#5. The Bones of What You Believe by CHVRCHES
If The Bones of What You Believe was only two songs, “The Mother We Share” and “We Sink,” it’d still be a top-five album of the year. As it is, CHVRCHES’ sterling debut after a year of blog buzz is “The Mother We Share” and “We Sink,” and ten more exquisitely detailed, sweetly yearning, deceptively dark synth-pop gems.
#4. Modern Vampires of the City by Vampire Weekend
“Aren’t they that hipster nonsense band?” A year ago, I would have agreed with you, then Modern Vampires of the City came out, and now the worst thing about Vampire Weekend is their band name. The group’s third record is far and away their most accomplished and polished, backing away from the twee afro-pop cuteness that Ezra Koenig & Co. employed on their first two albums. Gone is the coldness that made “A-Punk” impossible to more than halfheartedly sway to; it’s been replaced with an organic warmness, as if the songs weren’t written by Ivy League dips flaunting their intelligence, but actual humans you could have a conversation with. Not hearing “Worship You” every three seconds in a Honda commercial helps, too.
#3. Sunbather by Deafheaven
A lot of metalheads hate Sunbather, for the same reasons that make it so brilliant. It’s too melodic, they say, too literally bright. “I mean, shilling for Apple, really? Call it death metal for newbs, if you must, but also be sure to add “revelatory” and “built on a foundation of complexly ferocious guitar compositions with unintelligible screams painted on top.” The flawlessly sequenced build from “Irresistible” to the title track could be the Friday Night Lights theme song, if Dillon, Texas, was located in Hell (Texas isn’t far off). The conversation about punk and metal authenticity has been boring since the first “hey ho, let’s go” — appreciate Sunbather for what it is, not what it’s not.

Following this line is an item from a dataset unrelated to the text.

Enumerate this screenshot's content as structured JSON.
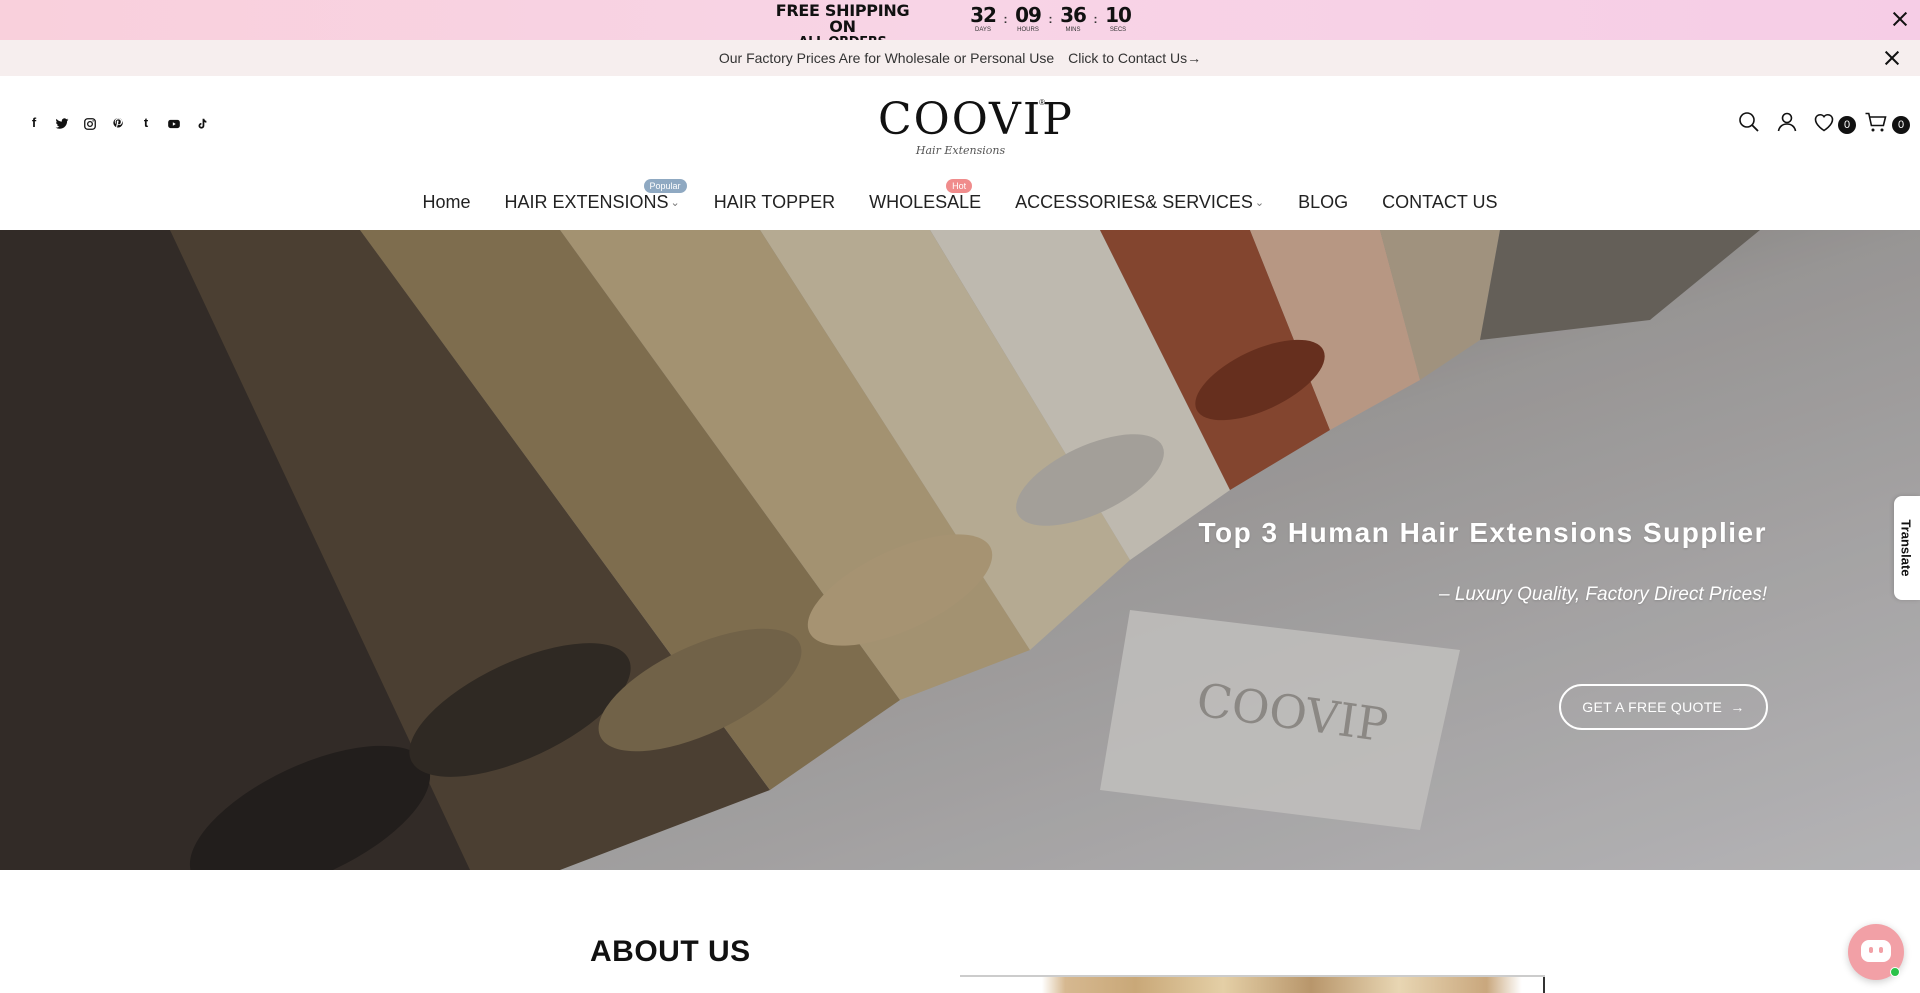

#2. Days Are Gone by HAIM
It’s baffling that HAIM is cool. OK, yeah, they’re three impossibly chic women from Los Angeles who majored in How to Look Like a Rock Star 101 in college, with a minor in Sunglasses and Open-Mouthed Bass Playing and When In Doubt, Always Wear Ripped Jeans, but when your band has time and time again been compared to a more-rocking version of Hanson, where do you go with that? Well, the oft-unmentioned thing about Hanson is that “MMMBop” is a great song, and at its core, Middle of Nowhere is a pretty good pop-rock record that fortunately/unfortunately later got grouped in with the likes of Aaron Carter. HAIM, who owe as much to Sheryl Crow as they do the Strokes, has no such issues: the all-sister trio are packaged as “indie pop,” but there’s nothing indie about them; impossibly catchy, intelligently obvious songs like “The Wire” and “Forever,” with hooks that go on for days, are as radio-ready they come…if songs with guitars were played on FM radio anymore.
#1. Yeezus by Kanye West
I didn’t want to. I really didn’t. It’s so obvious. He’s such a dick. It’s not as good as My Beautiful Dark Twisted Fantasy. But then I put “On Sight” on while trying to make up my mind about what else could be number one, and before I knew it, 40 minutes of my life had vanished, and all I could vaguely recall was Nina Simone and Gerard Butler on a motorcycle. There is no filler to be found on Yeezus, Kanye West’s most punk (and rushed) album to date. It never has a chance to sound tired because it doesn’t stay around long to bore. Not that Kanye cares about your pleasure: Yeezus is the jarring musical equivalent of a serial contrarian. Oh, you like soul and samples? Here’s Kanye’s theme song, “Black Skinhead,” which roars, pounds, intimidates, and snarls with the best of…actually, there is no other best of “them,” at least not in 2013. There’s only Yeezus.